Study material —
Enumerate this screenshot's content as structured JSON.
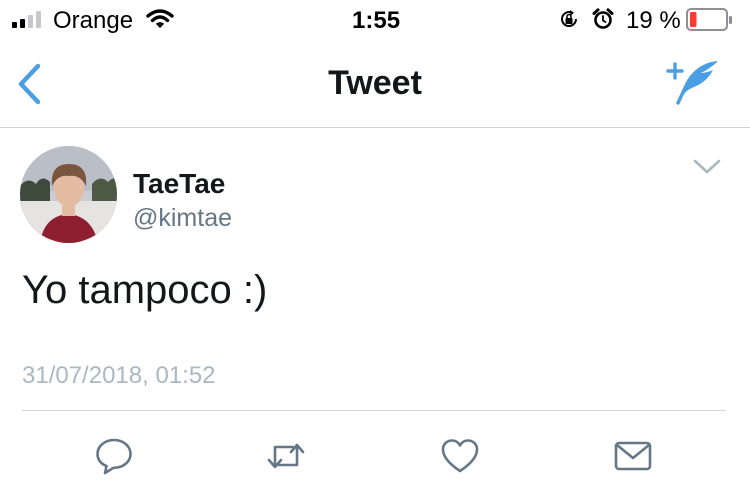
{
  "status_bar": {
    "carrier": "Orange",
    "time": "1:55",
    "battery_percent": "19 %",
    "battery_level": 0.19,
    "icons": [
      "signal-icon",
      "wifi-icon",
      "rotation-lock-icon",
      "alarm-icon",
      "battery-icon"
    ],
    "battery_color": "#ff3b30"
  },
  "nav": {
    "title": "Tweet",
    "back_icon": "chevron-left-icon",
    "compose_icon": "compose-tweet-icon",
    "accent_color": "#4a9fe4"
  },
  "tweet": {
    "author_name": "TaeTae",
    "author_handle": "@kimtae",
    "text": "Yo tampoco :)",
    "timestamp": "31/07/2018, 01:52"
  },
  "actions": [
    {
      "name": "reply",
      "icon": "reply-icon"
    },
    {
      "name": "retweet",
      "icon": "retweet-icon"
    },
    {
      "name": "like",
      "icon": "heart-icon"
    },
    {
      "name": "direct-message",
      "icon": "envelope-icon"
    }
  ]
}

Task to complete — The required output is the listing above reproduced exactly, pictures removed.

Response for this exercise —
Enumerate this screenshot's content as structured JSON.
{
  "status_bar": {
    "carrier": "Orange",
    "time": "1:55",
    "battery_percent": "19 %",
    "battery_level": 0.19,
    "icons": [
      "signal-icon",
      "wifi-icon",
      "rotation-lock-icon",
      "alarm-icon",
      "battery-icon"
    ],
    "battery_color": "#ff3b30"
  },
  "nav": {
    "title": "Tweet",
    "back_icon": "chevron-left-icon",
    "compose_icon": "compose-tweet-icon",
    "accent_color": "#4a9fe4"
  },
  "tweet": {
    "author_name": "TaeTae",
    "author_handle": "@kimtae",
    "text": "Yo tampoco :)",
    "timestamp": "31/07/2018, 01:52"
  },
  "actions": [
    {
      "name": "reply",
      "icon": "reply-icon"
    },
    {
      "name": "retweet",
      "icon": "retweet-icon"
    },
    {
      "name": "like",
      "icon": "heart-icon"
    },
    {
      "name": "direct-message",
      "icon": "envelope-icon"
    }
  ]
}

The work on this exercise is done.